Work item. Please return every line in the entries below with the word "this" in it.

Extracted information.

----------

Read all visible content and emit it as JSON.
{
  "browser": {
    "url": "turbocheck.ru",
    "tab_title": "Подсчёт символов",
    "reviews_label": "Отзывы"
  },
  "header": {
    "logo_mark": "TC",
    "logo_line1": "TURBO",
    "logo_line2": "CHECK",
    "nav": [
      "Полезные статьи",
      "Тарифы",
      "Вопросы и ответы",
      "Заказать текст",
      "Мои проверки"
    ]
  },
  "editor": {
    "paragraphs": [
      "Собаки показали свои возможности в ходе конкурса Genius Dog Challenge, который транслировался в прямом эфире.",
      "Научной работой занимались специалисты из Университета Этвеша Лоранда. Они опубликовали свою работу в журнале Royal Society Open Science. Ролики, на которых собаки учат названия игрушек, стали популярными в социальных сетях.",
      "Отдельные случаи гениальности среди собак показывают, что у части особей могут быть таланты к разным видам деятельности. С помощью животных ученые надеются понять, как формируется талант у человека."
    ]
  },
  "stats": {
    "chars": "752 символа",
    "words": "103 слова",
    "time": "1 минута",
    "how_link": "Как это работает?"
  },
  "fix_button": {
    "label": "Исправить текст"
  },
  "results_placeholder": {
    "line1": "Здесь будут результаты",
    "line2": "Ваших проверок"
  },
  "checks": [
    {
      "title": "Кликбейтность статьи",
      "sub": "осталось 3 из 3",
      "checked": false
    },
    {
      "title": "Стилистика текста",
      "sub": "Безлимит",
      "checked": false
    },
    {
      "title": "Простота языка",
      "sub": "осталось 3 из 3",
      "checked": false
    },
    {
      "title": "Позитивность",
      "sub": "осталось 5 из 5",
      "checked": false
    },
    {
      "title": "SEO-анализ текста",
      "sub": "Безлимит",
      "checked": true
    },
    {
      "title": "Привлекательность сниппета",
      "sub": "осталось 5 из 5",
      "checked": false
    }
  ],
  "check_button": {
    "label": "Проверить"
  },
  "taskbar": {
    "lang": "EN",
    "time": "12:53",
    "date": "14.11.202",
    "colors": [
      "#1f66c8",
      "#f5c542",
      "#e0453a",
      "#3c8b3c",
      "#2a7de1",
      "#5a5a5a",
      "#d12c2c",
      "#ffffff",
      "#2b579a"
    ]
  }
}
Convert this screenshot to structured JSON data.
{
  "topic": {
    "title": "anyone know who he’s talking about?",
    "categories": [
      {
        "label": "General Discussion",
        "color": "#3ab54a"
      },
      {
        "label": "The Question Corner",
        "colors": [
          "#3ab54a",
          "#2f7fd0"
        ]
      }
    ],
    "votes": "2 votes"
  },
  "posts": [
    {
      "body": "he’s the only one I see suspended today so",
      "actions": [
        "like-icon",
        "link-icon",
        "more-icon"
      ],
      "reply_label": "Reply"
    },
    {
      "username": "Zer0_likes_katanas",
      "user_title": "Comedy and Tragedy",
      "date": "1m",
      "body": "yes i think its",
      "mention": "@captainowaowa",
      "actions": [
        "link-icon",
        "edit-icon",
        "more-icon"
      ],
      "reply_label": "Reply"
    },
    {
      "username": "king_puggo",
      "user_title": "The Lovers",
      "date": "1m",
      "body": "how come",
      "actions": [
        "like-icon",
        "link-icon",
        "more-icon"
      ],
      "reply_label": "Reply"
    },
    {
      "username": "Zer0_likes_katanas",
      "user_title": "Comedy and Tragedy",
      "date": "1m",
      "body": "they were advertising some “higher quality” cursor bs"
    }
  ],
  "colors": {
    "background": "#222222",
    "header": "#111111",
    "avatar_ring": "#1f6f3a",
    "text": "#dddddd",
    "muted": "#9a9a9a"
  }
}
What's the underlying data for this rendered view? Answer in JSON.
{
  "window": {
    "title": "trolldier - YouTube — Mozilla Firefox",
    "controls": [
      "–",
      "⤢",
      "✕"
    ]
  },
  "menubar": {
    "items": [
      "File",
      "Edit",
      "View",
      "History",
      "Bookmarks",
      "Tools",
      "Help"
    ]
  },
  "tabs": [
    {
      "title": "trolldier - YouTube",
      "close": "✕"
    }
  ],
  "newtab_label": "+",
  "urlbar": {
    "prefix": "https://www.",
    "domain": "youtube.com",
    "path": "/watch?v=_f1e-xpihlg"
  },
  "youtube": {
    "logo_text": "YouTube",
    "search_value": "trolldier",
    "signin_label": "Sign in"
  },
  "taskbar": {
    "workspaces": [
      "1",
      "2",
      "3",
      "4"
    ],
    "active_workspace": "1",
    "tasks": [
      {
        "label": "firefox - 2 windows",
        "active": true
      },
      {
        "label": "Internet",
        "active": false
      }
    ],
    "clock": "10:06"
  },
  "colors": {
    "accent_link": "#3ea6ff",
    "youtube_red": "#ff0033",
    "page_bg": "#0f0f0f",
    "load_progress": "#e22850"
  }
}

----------

Exercise result.
Convert this screenshot to structured JSON data.
What's the underlying data for this rendered view? Answer in JSON.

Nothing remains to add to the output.